“I think that it’s important for us to demystify art because for me, the art that I live with charges my space. I think that our homes are almost like our safe harbor, and for me art is very spiritually charged,” Hall says. “I think that for Black people it’s important for us to really charge the space that we’re in, because a lot of times our spaces are so contested, our spaces are sometimes grabbed from us, or we’re displaced — the simple act of collecting art, or placing art in a place that you can see it, and letting it envelop you, is almost like resistance. I think that seeing art puts you in dialogue with something beyond yourself,” she said. 

 

Work by Sylvester Britton from the South Side Community Art Center Permanent Collection.

Selected works from the SSCAC collection include Bill Walker, Ralph Arnold, Sylvester Britton, Yaounde Olu, Hale Woodruff, and Dorothy Higgenson-Carter among other works from the 20th century. Selected work from collectors include both emerging and established artists from the 21st century like, Krista Franklin, Hebru Brantley, Brandon Breaux, Alexandra Antoine, Erin Mitchell, and Lawrence Agyei to name a few. 

For the curator, McKissick, who is also one of the emerging collectors featured, it was important to center the exhibition around collecting, and use the Center’s collection as a catalyst. 

“Oftentimes when you think of an art collector or you see an art collector, the first thing you’re seeing is a rich white man or couple with money, and if you’re seeing a black collector, it’s someone famous like Jay-Z and Beyonce, Diddy, or Swizz Beats. While I am glad that celebrities are bringing the notion of owning art to the forefront, I think it also creates a misconception that you need to be of a certain caliber to collect artwork, or that it’s an unobtainable thing,” McKissick says. “I ideated the show around the Center’s collection because the space itself was created in that same vein. A group of college art students created this space because they didn’t see spaces that looked like them or represented them. Their collection is a representation of the hard work of those artists, and a sign that they were creating and existing, and so is the work of the artists these collectors are representing today. 

 

Collectors Include: Patricia Andrews-Keenan, Janelle Miller, Stephanie Graham, John Ellis, Martha Wade, Tracie Hall, Drew Enstrumental, Raub Welch, Amanda Williams, Ayanah Moor, Alicia Goodwin, Rob McKay, and Ciera McKissick

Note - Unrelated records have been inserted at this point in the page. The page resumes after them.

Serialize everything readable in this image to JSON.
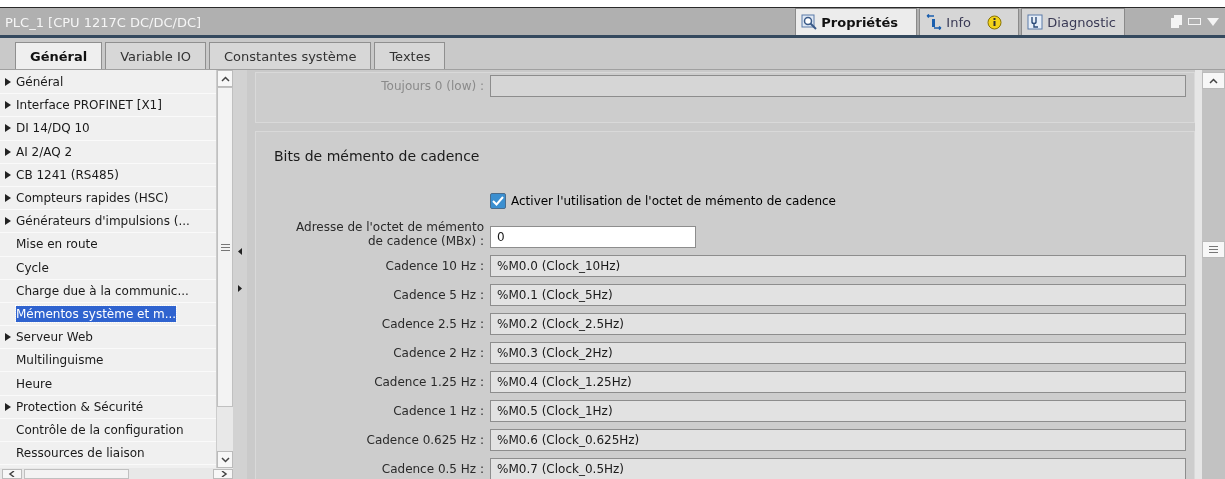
{
  "window": {
    "title": "PLC_1 [CPU 1217C DC/DC/DC]"
  },
  "inspector_tabs": [
    {
      "label": "Propriétés",
      "kind": "properties",
      "selected": true
    },
    {
      "label": "Info",
      "kind": "info",
      "selected": false
    },
    {
      "label": "Diagnostic",
      "kind": "diagnostic",
      "selected": false
    }
  ],
  "tabs": [
    {
      "label": "Général",
      "selected": true
    },
    {
      "label": "Variable IO",
      "selected": false
    },
    {
      "label": "Constantes système",
      "selected": false
    },
    {
      "label": "Textes",
      "selected": false
    }
  ],
  "nav": {
    "items": [
      {
        "label": "Général",
        "expandable": true,
        "selected": false
      },
      {
        "label": "Interface PROFINET [X1]",
        "expandable": true,
        "selected": false
      },
      {
        "label": "DI 14/DQ 10",
        "expandable": true,
        "selected": false
      },
      {
        "label": "AI 2/AQ 2",
        "expandable": true,
        "selected": false
      },
      {
        "label": "CB 1241 (RS485)",
        "expandable": true,
        "selected": false
      },
      {
        "label": "Compteurs rapides (HSC)",
        "expandable": true,
        "selected": false
      },
      {
        "label": "Générateurs d'impulsions (...",
        "expandable": true,
        "selected": false
      },
      {
        "label": "Mise en route",
        "expandable": false,
        "selected": false
      },
      {
        "label": "Cycle",
        "expandable": false,
        "selected": false
      },
      {
        "label": "Charge due à la communic...",
        "expandable": false,
        "selected": false
      },
      {
        "label": "Mémentos système et m...",
        "expandable": false,
        "selected": true
      },
      {
        "label": "Serveur Web",
        "expandable": true,
        "selected": false
      },
      {
        "label": "Multilinguisme",
        "expandable": false,
        "selected": false
      },
      {
        "label": "Heure",
        "expandable": false,
        "selected": false
      },
      {
        "label": "Protection & Sécurité",
        "expandable": true,
        "selected": false
      },
      {
        "label": "Contrôle de la configuration",
        "expandable": false,
        "selected": false
      },
      {
        "label": "Ressources de liaison",
        "expandable": false,
        "selected": false
      }
    ]
  },
  "system_section": {
    "rows": [
      {
        "label": "Toujours 0 (low) :",
        "disabled": true
      }
    ]
  },
  "clock_section": {
    "title": "Bits de mémento de cadence",
    "enable": {
      "label": "Activer l'utilisation de l'octet de mémento de cadence",
      "checked": true
    },
    "address": {
      "label": "Adresse de l'octet de mémento de cadence (MBx) :",
      "value": "0"
    },
    "rows": [
      {
        "label": "Cadence 10 Hz :",
        "value": "%M0.0 (Clock_10Hz)"
      },
      {
        "label": "Cadence 5 Hz :",
        "value": "%M0.1 (Clock_5Hz)"
      },
      {
        "label": "Cadence 2.5 Hz :",
        "value": "%M0.2 (Clock_2.5Hz)"
      },
      {
        "label": "Cadence 2 Hz :",
        "value": "%M0.3 (Clock_2Hz)"
      },
      {
        "label": "Cadence 1.25 Hz :",
        "value": "%M0.4 (Clock_1.25Hz)"
      },
      {
        "label": "Cadence 1 Hz :",
        "value": "%M0.5 (Clock_1Hz)"
      },
      {
        "label": "Cadence 0.625 Hz :",
        "value": "%M0.6 (Clock_0.625Hz)"
      },
      {
        "label": "Cadence 0.5 Hz :",
        "value": "%M0.7 (Clock_0.5Hz)"
      }
    ]
  }
}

Artists Featured From Their Collection: Solomon Adufah, Robert Pruitt/Thomas Lucas, Alexandria Valentine, SHENEQUA, John  H. Blanton, Lawrence Agyei, Krista Franklin, Adler Guerrier, Max Sansing, David Anthony Geary, Alexandra Antoine, Hebru Brantley, Zephyr, Brandon Breaux, Paul S. Benjamin, Leasho Johnson, Erin Mitchell

 

*Featured image above by Lawrence Agyei from the collection of John Ellis.